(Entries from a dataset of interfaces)

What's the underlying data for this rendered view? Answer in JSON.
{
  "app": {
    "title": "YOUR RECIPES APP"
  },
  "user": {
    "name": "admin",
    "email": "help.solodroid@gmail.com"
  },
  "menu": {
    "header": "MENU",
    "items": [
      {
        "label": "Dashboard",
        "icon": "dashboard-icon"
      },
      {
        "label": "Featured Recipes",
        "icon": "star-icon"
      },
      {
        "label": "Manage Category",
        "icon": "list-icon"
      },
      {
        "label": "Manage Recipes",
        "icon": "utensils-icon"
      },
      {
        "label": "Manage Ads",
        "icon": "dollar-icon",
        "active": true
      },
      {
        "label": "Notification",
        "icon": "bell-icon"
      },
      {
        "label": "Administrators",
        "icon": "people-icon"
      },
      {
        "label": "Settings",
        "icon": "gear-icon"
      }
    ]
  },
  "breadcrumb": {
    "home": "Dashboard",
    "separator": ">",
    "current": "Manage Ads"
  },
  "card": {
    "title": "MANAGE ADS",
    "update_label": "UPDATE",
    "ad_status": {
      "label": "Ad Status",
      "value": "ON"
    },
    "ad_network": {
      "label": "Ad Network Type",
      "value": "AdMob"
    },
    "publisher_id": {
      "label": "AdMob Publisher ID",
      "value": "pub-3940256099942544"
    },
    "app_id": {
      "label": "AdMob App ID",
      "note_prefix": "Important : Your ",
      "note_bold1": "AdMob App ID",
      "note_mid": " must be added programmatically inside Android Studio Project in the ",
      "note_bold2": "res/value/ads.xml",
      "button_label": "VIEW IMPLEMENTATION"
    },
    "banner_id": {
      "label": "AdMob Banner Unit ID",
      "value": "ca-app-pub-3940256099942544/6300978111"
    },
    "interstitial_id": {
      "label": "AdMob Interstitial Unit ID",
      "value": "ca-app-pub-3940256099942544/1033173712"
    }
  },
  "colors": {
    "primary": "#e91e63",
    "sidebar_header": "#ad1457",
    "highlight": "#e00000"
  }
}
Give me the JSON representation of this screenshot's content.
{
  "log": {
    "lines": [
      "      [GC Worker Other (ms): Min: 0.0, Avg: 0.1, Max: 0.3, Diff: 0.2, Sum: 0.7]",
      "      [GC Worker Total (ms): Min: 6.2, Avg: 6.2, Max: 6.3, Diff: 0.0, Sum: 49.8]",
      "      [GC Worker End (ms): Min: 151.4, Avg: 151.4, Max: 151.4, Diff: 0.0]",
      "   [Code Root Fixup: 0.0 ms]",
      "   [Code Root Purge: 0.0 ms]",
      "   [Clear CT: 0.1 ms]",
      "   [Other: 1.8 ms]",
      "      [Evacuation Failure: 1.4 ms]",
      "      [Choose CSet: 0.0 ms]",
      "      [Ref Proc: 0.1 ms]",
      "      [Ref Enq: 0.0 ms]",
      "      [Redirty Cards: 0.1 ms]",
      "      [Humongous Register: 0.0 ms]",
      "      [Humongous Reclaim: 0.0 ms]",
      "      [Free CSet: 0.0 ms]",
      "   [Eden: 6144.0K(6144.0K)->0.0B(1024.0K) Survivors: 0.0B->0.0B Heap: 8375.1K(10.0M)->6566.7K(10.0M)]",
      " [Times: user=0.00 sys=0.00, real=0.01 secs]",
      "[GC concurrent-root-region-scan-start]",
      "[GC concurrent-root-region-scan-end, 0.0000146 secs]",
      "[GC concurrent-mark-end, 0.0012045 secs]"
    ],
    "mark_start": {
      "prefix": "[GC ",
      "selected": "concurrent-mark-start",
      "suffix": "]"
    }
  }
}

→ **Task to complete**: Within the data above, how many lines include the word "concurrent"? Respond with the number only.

→ **Output for this exercise**: 4